The policy world loves the notion of 'tipping points'. It's a simple idea. Rather like old-fashioned shop scales, with weights at one end that suddenly tip when the goods at the other end become heavier, so ideas and events can reach a tipping point when they become the new dominant force. Policymakers use it to focus minds. At what point will an idea or pressure tip the policy agenda? How can they capture events to deliver tipping points? How can they slow down or prevent tipping points?

I thought about this when National Statistics (NS) announced last week that, in 2004, UK spending on food and drink products consumed outside the home was greater than spending on food and drink products consumed in the home. By 2004, food spending in the home was £85.8bn and ­outside was £87.5bn. Spending outside home doubled between 1992 and 2004, whereas spending on food and drink in households only grew by half.

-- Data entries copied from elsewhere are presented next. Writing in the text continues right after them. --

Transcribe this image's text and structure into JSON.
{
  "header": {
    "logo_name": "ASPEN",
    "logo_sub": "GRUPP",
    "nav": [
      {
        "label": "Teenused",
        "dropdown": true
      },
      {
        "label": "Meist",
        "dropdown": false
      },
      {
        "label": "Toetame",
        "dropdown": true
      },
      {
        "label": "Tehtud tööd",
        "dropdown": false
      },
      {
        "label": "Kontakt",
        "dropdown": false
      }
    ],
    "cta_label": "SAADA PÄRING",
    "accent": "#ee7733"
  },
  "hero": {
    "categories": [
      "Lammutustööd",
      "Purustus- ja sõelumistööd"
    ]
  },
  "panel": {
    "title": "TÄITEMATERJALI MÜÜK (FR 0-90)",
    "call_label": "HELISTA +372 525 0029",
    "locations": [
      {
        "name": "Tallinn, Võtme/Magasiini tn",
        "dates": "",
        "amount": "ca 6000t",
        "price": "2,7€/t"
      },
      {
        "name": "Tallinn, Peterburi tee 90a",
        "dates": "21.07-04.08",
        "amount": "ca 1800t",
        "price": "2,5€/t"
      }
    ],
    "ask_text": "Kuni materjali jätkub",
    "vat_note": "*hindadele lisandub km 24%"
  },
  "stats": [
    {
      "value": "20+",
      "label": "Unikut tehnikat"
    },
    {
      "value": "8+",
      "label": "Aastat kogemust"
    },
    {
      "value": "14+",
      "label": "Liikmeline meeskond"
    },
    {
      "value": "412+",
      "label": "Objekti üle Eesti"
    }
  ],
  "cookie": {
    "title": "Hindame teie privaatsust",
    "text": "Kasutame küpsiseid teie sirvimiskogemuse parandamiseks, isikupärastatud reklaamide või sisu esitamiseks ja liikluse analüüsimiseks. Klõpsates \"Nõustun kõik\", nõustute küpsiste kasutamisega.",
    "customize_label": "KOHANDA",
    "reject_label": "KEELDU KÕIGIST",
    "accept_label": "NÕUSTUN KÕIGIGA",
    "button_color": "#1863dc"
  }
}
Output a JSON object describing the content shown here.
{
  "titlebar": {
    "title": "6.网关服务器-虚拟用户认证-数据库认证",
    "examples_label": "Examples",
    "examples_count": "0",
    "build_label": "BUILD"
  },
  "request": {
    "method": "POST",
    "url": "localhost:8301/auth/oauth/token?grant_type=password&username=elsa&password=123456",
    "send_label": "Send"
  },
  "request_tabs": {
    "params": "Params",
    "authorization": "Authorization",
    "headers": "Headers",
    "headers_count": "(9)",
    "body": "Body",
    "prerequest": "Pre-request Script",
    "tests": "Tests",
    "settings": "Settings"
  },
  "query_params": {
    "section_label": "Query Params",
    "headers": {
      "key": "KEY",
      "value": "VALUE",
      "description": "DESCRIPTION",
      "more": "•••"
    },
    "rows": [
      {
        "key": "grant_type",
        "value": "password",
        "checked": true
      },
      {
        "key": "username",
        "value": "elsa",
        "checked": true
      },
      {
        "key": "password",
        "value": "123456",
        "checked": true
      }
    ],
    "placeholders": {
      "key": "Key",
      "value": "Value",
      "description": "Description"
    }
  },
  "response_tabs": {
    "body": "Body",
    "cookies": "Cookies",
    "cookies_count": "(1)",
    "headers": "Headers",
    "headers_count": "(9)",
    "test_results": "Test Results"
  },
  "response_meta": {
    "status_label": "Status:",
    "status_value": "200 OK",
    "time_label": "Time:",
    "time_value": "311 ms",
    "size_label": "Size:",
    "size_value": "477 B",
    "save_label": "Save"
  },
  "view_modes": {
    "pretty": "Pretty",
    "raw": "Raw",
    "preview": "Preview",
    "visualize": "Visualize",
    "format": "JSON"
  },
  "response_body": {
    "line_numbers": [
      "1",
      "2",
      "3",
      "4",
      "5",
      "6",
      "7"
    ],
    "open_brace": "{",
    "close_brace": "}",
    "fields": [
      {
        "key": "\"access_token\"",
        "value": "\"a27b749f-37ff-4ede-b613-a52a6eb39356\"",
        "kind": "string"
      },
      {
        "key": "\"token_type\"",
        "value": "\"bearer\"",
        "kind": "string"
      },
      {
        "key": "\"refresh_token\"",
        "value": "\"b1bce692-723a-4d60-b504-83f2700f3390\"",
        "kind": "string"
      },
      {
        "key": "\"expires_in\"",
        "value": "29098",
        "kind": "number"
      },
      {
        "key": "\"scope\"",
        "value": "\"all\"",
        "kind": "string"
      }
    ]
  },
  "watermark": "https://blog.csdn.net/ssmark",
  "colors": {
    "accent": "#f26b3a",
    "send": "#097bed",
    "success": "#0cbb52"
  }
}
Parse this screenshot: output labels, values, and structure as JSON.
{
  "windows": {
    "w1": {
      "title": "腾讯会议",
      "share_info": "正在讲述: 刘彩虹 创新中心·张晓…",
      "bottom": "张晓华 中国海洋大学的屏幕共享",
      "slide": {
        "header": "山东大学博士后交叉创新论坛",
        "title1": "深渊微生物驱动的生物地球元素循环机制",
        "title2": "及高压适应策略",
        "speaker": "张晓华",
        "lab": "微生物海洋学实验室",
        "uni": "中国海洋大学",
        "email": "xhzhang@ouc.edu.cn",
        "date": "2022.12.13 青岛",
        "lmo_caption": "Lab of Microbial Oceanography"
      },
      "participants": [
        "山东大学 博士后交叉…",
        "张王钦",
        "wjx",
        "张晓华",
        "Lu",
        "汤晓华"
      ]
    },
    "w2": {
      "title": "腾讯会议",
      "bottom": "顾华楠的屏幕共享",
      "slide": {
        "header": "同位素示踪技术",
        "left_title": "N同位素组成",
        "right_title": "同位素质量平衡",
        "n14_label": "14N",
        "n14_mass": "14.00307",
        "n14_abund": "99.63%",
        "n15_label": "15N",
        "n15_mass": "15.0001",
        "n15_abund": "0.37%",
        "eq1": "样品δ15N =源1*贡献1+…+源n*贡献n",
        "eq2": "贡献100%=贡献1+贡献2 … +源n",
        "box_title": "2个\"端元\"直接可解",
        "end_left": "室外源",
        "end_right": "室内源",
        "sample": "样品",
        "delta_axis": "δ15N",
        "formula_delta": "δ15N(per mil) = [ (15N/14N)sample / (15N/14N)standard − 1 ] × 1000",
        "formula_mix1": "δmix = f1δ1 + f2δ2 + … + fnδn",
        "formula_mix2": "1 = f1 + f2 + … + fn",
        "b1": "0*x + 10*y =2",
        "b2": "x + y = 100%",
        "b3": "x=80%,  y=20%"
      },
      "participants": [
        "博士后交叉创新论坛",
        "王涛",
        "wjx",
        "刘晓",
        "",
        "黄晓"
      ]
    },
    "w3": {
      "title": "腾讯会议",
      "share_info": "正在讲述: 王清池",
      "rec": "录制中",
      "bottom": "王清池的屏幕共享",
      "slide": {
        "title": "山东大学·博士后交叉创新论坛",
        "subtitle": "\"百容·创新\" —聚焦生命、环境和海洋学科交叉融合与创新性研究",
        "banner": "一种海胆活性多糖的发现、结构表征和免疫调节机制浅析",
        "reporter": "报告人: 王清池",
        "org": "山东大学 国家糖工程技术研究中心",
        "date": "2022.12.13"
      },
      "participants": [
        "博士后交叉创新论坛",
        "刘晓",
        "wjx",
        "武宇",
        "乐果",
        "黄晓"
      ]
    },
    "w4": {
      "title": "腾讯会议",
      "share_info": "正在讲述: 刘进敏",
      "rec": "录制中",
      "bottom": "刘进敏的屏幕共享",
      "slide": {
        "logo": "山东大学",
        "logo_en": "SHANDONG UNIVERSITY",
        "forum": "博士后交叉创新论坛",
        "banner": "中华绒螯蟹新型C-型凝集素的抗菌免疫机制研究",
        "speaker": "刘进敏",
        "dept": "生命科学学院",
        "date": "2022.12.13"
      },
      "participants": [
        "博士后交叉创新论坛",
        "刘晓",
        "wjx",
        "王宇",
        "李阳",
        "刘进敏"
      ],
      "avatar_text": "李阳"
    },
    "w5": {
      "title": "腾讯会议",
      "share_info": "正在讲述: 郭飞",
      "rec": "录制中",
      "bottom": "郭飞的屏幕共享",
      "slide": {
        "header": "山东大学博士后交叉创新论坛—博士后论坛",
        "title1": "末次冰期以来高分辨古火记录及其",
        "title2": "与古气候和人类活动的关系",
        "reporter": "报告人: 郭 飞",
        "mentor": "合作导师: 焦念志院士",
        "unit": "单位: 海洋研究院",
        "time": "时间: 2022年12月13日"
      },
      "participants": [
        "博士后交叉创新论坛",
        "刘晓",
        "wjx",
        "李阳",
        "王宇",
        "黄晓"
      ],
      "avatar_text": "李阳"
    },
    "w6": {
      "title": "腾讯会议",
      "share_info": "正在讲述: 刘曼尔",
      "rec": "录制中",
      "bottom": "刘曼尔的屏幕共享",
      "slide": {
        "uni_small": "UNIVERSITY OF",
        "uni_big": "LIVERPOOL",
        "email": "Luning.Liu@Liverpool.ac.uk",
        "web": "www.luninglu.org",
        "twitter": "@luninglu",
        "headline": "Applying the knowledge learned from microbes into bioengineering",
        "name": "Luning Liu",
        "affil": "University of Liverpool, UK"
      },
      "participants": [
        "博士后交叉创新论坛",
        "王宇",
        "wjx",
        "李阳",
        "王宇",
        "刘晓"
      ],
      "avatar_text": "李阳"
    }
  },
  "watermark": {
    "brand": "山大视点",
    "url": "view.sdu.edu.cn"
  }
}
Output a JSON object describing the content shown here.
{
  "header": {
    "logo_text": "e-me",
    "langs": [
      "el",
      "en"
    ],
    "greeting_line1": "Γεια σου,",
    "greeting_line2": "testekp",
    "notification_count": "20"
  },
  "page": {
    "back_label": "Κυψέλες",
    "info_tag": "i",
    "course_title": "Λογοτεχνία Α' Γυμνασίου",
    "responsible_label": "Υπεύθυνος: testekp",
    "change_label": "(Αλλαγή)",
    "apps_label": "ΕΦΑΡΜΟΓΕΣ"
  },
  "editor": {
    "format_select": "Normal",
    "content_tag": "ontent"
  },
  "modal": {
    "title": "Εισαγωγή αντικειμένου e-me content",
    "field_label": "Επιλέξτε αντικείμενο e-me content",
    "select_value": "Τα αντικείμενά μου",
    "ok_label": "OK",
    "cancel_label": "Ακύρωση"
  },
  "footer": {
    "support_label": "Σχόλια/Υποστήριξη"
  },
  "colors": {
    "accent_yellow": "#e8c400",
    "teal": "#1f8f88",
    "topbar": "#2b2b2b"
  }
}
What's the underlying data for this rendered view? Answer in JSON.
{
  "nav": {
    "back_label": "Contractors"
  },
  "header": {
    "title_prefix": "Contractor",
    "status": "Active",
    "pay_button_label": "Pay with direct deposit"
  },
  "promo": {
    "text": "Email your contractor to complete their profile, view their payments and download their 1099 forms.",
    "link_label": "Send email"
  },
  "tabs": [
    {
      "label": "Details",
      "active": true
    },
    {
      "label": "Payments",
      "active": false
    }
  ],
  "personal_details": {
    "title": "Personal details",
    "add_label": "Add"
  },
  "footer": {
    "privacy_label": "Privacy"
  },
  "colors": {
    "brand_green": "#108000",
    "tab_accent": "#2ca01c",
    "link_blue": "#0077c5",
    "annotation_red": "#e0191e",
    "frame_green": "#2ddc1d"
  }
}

In a new report on the UK economy's inputs and outputs, NS also showed that agriculture's importance in the economy continues to decline. In 1995 it was 1.9% of the economy. By 2004, agriculture was less than 1%. In tipping point terms, agriculture has sunk. Many policymakers say it no longer matters. Farming has sucked on state subsidies for too long. Let it go.

The wider picture suggests caution is warranted. The net food trade imbalance has grown from £4.7bn in 1992 to £12.2bn in 2004. The gap between total domestic food-related output and imports is now a whopping £28.7bn. Within the food system, the gross value added (GVA) by the service sector (retailers and caterers battling over markets) has grown, while food manufacturing value has stayed stable. Agriculture's value has declined.

Most people, including NS, explain such shifts as driven by cultural change. But culture is not constant, which is why I was wryly amused at those insiders celebrating the recent survey finding that 61% of Brits don't think about food miles. Actually, a third of people are thinking food miles. Not quite tipping point, but getting there. Not bad for a notion that didn't exist in 1992. But I don't see a rebirth of agri­culture until other drivers kick in, such as fuel, water and climate change. This unsustainable food system has a few years of life left in it yet, I reckon. Any bets on the tipping point?